How to Build a 700 Credit Score from Nothing

Building a good credit score from nothing can be a daunting task, but it's not impossible. With the right strategies and habits, you can go from having no credit to a 700 credit score in as little as three to six months. The amount of time it takes to go from a 700 to 800 credit score can vary greatly, depending on your financial habits and credit history. It may take anywhere from a few months to several years.

When you're just starting out, it may take up to two years for a thorough consultation to disappear from your credit report. As difficult queries are eliminated, your score may increase. Your score also increases the longer you've had credit. Every year you have your credit, your credit history gets longer, helping to improve your score. Based on FICO, the most popular credit scoring model, you can generate a credit score after six months of reported payment history.

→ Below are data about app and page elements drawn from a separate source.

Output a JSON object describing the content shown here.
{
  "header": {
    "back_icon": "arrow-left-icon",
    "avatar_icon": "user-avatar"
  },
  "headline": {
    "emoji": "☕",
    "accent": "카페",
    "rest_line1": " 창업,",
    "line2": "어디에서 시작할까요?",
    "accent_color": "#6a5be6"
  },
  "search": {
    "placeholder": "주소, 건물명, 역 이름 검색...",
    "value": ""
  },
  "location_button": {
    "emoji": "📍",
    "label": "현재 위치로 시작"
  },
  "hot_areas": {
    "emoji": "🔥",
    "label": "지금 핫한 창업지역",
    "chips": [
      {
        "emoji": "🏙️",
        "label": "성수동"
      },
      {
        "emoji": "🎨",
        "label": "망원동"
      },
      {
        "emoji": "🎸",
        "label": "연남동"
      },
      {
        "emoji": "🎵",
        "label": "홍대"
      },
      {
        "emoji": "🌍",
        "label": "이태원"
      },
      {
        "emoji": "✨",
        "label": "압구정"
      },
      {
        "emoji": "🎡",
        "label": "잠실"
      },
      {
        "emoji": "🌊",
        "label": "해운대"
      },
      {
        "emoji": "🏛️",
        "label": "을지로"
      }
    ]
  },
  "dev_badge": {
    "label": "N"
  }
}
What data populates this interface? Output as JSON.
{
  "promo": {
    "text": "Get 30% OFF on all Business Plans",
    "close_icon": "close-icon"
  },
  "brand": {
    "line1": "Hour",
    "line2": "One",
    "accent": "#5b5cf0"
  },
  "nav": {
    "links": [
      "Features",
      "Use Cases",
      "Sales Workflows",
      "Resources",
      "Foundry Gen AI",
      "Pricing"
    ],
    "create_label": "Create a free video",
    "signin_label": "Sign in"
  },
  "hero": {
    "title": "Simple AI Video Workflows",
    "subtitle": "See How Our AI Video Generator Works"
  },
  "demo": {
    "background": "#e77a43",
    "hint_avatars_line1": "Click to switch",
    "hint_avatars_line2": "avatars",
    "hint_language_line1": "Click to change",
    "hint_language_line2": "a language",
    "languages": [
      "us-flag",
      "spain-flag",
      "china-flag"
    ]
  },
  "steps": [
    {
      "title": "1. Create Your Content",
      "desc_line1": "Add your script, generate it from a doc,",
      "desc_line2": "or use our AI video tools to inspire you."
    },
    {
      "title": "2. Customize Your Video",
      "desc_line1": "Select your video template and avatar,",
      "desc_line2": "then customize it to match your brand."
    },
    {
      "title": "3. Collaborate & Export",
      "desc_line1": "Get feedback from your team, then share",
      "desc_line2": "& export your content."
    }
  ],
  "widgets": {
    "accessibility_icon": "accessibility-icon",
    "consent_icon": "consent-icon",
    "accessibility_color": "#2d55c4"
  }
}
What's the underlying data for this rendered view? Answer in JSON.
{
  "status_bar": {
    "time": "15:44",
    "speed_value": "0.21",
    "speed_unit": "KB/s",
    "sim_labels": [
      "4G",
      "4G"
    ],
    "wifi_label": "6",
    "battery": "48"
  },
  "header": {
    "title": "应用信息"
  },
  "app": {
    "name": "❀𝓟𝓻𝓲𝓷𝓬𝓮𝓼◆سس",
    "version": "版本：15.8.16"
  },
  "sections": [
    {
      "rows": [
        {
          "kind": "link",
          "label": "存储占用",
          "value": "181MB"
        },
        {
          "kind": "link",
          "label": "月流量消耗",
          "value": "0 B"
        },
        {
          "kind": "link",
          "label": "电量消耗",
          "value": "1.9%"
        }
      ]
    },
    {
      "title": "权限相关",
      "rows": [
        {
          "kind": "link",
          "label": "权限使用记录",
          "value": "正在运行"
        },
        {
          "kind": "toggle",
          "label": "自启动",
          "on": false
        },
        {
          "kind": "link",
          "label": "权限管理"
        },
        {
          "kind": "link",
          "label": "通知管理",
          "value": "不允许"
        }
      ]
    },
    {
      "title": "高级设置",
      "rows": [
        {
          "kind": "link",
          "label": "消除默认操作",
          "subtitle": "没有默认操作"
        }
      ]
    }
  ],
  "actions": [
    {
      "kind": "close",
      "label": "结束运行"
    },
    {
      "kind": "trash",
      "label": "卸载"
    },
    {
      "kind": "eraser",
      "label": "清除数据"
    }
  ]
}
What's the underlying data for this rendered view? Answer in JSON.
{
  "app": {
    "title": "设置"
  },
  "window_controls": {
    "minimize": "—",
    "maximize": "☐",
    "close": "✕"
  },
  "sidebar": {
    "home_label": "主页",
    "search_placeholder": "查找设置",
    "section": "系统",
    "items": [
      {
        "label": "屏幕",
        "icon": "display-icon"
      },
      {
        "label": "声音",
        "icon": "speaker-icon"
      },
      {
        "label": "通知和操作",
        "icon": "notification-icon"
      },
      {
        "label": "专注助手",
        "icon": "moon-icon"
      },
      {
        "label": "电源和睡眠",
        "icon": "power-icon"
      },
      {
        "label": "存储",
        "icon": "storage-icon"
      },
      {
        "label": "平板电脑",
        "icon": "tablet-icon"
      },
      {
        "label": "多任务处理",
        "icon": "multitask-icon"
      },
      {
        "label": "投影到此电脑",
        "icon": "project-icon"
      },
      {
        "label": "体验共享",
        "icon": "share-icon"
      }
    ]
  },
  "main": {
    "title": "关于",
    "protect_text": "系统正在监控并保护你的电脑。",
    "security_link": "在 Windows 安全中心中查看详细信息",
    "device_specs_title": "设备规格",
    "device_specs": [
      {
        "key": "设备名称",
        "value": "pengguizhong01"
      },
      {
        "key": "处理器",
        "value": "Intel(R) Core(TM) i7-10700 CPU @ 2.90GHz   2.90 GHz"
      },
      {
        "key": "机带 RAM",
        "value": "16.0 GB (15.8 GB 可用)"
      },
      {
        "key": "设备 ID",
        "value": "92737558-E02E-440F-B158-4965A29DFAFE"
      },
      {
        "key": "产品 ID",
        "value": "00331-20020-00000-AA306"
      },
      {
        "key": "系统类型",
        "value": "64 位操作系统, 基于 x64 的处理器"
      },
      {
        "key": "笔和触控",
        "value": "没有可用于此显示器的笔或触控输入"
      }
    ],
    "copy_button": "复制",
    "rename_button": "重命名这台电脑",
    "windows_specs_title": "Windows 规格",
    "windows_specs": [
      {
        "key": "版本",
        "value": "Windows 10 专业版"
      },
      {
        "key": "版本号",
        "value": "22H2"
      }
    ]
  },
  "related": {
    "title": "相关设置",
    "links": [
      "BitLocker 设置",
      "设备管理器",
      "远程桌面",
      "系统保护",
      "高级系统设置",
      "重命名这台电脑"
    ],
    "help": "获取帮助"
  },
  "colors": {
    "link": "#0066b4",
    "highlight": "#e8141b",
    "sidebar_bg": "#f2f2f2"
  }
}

However, the amount of time it will take you to get a good credit score of at least 670 depending on the FICO scoring model varies. Consumers who don't have extensive credit histories can still have high FICO scores if they adopt good credit habits, such as making timely payments and keeping the amount of money they borrow low. When making loan payments, the lender usually reports this information to the credit bureaus, which helps them build credit. Having no credit history means you're likely to struggle to qualify for a traditional loan or credit card without a co-signer. Whether you're just entering the world of credit and building from the ground up, or re-entering after a bankruptcy, building your credit from the bottom up takes time. Without a credit score, it will be nearly impossible to convince a credit card issuer to allow you to open a card. Receiving a lot of solid credit inquiries can also affect your score, so be sure to take advantage of flexible credit checks or to keep any loan request within 30 days. If the issuer communicates authorized user information to credit reporting agencies, it could reduce the time it takes to generate credit.

To increase your chances of achieving this goal more quickly, you'll need to open a credit account, such as a credit card. You're strengthening your credit history, giving banks and other lenders more information about your credit liability. For example, if you cancel a credit card, you might not see it reflected in your credit score until a month later. And having a small personal loan, in addition to a credit card, can be an effective way to build good credit from scratch. When you finally get a credit score and you have been approved for unsecured credit cards, you can get rid of your secured card and the bank will return your money to you. For the most important factors of credit rating, such as payment history and credit utilization, there aren't many quick solutions other than paying your debts diligently and on time every month. Building good credit is an achievable goal if you're willing to put in the effort and stay disciplined with your finances.

With patience and dedication, you can go from having no credit history at all to having an excellent 700+ score in just three to six months.